> What is required:
The records below need to be restated word for word.
──────
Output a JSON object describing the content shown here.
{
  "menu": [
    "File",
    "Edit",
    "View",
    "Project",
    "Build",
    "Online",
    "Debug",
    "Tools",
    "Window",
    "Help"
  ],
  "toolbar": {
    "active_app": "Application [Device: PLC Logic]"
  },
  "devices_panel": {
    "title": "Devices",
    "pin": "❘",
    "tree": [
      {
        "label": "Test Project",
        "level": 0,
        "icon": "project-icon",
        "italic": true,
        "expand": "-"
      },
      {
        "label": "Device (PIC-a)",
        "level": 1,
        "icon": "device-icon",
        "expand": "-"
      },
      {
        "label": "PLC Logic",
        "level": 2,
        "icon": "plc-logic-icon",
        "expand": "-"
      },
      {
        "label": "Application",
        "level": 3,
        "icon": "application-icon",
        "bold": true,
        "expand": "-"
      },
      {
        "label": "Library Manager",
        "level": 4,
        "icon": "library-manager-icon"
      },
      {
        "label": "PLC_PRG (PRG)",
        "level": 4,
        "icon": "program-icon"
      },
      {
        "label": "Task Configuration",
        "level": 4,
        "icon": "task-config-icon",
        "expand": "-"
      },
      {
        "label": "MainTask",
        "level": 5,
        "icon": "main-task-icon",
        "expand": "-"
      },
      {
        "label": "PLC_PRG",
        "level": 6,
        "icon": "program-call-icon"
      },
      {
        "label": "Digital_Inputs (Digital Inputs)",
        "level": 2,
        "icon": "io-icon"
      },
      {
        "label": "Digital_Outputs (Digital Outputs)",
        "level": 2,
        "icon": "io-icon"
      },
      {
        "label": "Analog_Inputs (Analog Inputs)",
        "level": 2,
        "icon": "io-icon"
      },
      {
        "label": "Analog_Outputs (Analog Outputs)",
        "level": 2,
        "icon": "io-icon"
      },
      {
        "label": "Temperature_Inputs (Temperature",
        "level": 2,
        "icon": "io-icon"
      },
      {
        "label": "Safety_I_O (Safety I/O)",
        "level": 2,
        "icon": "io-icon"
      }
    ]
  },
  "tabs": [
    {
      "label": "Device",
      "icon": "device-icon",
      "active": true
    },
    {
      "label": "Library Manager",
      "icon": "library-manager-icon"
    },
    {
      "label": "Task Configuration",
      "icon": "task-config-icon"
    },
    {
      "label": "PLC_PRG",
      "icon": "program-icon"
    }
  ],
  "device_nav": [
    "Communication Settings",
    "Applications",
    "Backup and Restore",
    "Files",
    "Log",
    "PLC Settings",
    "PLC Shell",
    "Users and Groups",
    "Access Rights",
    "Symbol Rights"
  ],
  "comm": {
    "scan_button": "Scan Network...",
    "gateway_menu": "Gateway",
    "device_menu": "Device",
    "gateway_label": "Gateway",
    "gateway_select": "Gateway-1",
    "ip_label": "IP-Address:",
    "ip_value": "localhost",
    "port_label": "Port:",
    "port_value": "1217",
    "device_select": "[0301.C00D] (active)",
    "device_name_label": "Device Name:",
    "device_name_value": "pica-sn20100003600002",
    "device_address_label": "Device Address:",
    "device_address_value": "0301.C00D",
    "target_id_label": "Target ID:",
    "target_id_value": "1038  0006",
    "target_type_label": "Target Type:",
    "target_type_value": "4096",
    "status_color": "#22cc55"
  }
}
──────
> Written answer:
Output a JSON object describing the content shown here.
{
  "menu": [
    "File",
    "Edit",
    "View",
    "Project",
    "Build",
    "Online",
    "Debug",
    "Tools",
    "Window",
    "Help"
  ],
  "toolbar": {
    "active_app": "Application [Device: PLC Logic]"
  },
  "devices_panel": {
    "title": "Devices",
    "pin": "❘",
    "tree": [
      {
        "label": "Test Project",
        "level": 0,
        "icon": "project-icon",
        "italic": true,
        "expand": "-"
      },
      {
        "label": "Device (PIC-a)",
        "level": 1,
        "icon": "device-icon",
        "expand": "-"
      },
      {
        "label": "PLC Logic",
        "level": 2,
        "icon": "plc-logic-icon",
        "expand": "-"
      },
      {
        "label": "Application",
        "level": 3,
        "icon": "application-icon",
        "bold": true,
        "expand": "-"
      },
      {
        "label": "Library Manager",
        "level": 4,
        "icon": "library-manager-icon"
      },
      {
        "label": "PLC_PRG (PRG)",
        "level": 4,
        "icon": "program-icon"
      },
      {
        "label": "Task Configuration",
        "level": 4,
        "icon": "task-config-icon",
        "expand": "-"
      },
      {
        "label": "MainTask",
        "level": 5,
        "icon": "main-task-icon",
        "expand": "-"
      },
      {
        "label": "PLC_PRG",
        "level": 6,
        "icon": "program-call-icon"
      },
      {
        "label": "Digital_Inputs (Digital Inputs)",
        "level": 2,
        "icon": "io-icon"
      },
      {
        "label": "Digital_Outputs (Digital Outputs)",
        "level": 2,
        "icon": "io-icon"
      },
      {
        "label": "Analog_Inputs (Analog Inputs)",
        "level": 2,
        "icon": "io-icon"
      },
      {
        "label": "Analog_Outputs (Analog Outputs)",
        "level": 2,
        "icon": "io-icon"
      },
      {
        "label": "Temperature_Inputs (Temperature",
        "level": 2,
        "icon": "io-icon"
      },
      {
        "label": "Safety_I_O (Safety I/O)",
        "level": 2,
        "icon": "io-icon"
      }
    ]
  },
  "tabs": [
    {
      "label": "Device",
      "icon": "device-icon",
      "active": true
    },
    {
      "label": "Library Manager",
      "icon": "library-manager-icon"
    },
    {
      "label": "Task Configuration",
      "icon": "task-config-icon"
    },
    {
      "label": "PLC_PRG",
      "icon": "program-icon"
    }
  ],
  "device_nav": [
    "Communication Settings",
    "Applications",
    "Backup and Restore",
    "Files",
    "Log",
    "PLC Settings",
    "PLC Shell",
    "Users and Groups",
    "Access Rights",
    "Symbol Rights"
  ],
  "comm": {
    "scan_button": "Scan Network...",
    "gateway_menu": "Gateway",
    "device_menu": "Device",
    "gateway_label": "Gateway",
    "gateway_select": "Gateway-1",
    "ip_label": "IP-Address:",
    "ip_value": "localhost",
    "port_label": "Port:",
    "port_value": "1217",
    "device_select": "[0301.C00D] (active)",
    "device_name_label": "Device Name:",
    "device_name_value": "pica-sn20100003600002",
    "device_address_label": "Device Address:",
    "device_address_value": "0301.C00D",
    "target_id_label": "Target ID:",
    "target_id_value": "1038  0006",
    "target_type_label": "Target Type:",
    "target_type_value": "4096",
    "status_color": "#22cc55"
  }
}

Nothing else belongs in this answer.